--- MATERIAL TO PROCESS ---

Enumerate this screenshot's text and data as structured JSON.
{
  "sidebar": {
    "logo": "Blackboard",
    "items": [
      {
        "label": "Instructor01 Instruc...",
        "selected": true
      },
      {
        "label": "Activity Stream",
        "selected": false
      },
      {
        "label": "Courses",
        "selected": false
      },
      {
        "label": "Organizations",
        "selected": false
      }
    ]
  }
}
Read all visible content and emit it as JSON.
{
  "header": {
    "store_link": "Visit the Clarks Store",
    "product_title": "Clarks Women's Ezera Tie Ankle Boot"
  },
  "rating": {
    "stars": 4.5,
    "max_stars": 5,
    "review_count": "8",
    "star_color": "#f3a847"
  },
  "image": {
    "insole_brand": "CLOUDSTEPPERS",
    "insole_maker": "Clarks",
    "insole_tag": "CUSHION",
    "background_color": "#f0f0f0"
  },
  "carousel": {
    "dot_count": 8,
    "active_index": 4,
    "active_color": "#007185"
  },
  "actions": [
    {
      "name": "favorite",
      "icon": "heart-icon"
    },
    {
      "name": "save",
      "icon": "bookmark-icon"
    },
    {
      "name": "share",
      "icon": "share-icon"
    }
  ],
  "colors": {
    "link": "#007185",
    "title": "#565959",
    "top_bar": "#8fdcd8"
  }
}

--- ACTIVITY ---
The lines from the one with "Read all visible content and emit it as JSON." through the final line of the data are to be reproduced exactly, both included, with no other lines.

--- SOLUTION ---
Read all visible content and emit it as JSON.
{
  "header": {
    "store_link": "Visit the Clarks Store",
    "product_title": "Clarks Women's Ezera Tie Ankle Boot"
  },
  "rating": {
    "stars": 4.5,
    "max_stars": 5,
    "review_count": "8",
    "star_color": "#f3a847"
  },
  "image": {
    "insole_brand": "CLOUDSTEPPERS",
    "insole_maker": "Clarks",
    "insole_tag": "CUSHION",
    "background_color": "#f0f0f0"
  },
  "carousel": {
    "dot_count": 8,
    "active_index": 4,
    "active_color": "#007185"
  },
  "actions": [
    {
      "name": "favorite",
      "icon": "heart-icon"
    },
    {
      "name": "save",
      "icon": "bookmark-icon"
    },
    {
      "name": "share",
      "icon": "share-icon"
    }
  ],
  "colors": {
    "link": "#007185",
    "title": "#565959",
    "top_bar": "#8fdcd8"
  }
}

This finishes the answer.